PROBLEM
Find the word "address" in the data below and copy each line that holds it.

------------------------------------

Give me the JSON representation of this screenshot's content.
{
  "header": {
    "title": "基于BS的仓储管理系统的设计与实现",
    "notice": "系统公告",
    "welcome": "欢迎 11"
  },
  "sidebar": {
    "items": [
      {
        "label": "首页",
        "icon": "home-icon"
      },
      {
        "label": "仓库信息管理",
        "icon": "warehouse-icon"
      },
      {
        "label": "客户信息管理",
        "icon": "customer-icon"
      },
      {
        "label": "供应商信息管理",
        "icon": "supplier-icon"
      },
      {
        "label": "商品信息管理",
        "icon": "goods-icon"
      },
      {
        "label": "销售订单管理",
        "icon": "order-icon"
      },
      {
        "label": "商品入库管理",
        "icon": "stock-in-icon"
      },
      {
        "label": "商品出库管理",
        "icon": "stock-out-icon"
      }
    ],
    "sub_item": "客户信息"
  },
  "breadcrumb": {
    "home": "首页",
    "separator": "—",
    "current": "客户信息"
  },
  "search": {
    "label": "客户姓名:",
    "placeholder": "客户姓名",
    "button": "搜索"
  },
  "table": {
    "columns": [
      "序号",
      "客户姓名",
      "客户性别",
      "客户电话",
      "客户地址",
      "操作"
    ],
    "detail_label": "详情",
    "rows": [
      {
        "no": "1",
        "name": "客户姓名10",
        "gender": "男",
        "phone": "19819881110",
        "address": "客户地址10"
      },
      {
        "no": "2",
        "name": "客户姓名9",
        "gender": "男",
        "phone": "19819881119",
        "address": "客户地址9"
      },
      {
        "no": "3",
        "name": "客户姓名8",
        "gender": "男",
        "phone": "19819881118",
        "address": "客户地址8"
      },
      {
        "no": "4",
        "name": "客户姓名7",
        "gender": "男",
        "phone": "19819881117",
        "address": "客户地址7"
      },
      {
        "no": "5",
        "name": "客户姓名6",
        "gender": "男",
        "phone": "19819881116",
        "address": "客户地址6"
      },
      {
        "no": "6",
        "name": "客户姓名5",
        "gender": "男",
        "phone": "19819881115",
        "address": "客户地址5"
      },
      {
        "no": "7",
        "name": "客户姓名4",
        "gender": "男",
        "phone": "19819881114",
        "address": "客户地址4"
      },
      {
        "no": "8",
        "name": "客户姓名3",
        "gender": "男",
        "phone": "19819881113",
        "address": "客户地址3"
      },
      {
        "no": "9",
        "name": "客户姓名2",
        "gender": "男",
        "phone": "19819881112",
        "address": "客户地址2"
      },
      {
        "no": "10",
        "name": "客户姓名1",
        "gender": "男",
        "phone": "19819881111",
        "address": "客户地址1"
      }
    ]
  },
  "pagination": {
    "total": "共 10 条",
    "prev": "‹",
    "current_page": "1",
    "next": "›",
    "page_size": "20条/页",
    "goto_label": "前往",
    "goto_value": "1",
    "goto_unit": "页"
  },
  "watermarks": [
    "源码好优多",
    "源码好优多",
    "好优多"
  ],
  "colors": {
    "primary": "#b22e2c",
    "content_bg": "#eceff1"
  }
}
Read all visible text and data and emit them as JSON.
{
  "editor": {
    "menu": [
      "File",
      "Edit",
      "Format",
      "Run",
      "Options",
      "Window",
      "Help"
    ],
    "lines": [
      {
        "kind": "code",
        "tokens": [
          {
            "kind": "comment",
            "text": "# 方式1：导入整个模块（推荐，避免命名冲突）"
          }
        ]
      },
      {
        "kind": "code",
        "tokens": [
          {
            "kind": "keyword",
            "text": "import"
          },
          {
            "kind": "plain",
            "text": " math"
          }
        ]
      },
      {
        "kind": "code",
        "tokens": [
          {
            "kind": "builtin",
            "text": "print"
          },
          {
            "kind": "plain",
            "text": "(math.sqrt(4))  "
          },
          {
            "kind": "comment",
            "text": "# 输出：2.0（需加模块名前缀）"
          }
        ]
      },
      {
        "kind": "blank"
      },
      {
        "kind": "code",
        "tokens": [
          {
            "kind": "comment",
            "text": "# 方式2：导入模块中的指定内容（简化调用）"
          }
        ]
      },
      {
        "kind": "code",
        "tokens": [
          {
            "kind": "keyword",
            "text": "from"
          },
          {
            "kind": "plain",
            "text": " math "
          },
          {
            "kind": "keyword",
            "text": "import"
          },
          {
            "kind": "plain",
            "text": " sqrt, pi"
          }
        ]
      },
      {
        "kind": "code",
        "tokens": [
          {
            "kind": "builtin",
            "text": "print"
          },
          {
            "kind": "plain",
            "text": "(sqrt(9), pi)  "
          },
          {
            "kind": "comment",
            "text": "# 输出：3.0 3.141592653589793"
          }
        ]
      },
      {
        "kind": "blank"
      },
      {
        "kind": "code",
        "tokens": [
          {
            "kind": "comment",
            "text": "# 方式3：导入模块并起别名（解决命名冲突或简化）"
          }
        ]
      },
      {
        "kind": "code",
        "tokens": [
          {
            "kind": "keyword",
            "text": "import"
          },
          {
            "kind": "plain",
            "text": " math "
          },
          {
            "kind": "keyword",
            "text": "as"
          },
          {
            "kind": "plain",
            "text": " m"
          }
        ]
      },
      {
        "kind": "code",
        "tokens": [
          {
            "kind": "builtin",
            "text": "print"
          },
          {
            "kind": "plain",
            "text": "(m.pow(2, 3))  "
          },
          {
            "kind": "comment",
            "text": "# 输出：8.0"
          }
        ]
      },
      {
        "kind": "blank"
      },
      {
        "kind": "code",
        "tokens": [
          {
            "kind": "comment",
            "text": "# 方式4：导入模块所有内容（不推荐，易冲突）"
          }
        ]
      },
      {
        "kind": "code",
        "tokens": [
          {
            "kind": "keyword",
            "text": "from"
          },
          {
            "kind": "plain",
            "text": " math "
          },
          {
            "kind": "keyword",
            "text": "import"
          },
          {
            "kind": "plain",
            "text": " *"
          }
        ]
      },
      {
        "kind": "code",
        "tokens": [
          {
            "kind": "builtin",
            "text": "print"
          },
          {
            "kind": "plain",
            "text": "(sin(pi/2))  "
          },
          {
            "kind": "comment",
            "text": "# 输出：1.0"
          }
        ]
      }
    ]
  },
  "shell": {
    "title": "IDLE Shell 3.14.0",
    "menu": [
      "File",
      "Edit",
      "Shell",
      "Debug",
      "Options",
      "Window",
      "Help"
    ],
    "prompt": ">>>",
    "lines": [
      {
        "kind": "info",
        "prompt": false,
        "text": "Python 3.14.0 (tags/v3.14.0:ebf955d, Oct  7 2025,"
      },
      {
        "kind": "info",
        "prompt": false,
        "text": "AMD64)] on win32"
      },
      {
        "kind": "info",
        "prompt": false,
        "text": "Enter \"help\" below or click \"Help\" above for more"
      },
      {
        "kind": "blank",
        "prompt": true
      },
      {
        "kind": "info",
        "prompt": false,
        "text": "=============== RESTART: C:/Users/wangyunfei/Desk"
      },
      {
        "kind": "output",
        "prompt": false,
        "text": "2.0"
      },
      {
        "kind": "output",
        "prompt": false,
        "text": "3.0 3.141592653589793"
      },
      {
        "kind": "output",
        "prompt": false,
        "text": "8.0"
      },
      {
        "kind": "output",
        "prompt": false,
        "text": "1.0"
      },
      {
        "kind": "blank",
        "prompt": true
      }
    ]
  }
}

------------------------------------

WRITTEN REPLY
        "address": "客户地址10"
        "address": "客户地址9"
        "address": "客户地址8"
        "address": "客户地址7"
        "address": "客户地址6"
        "address": "客户地址5"
        "address": "客户地址4"
        "address": "客户地址3"
        "address": "客户地址2"
        "address": "客户地址1"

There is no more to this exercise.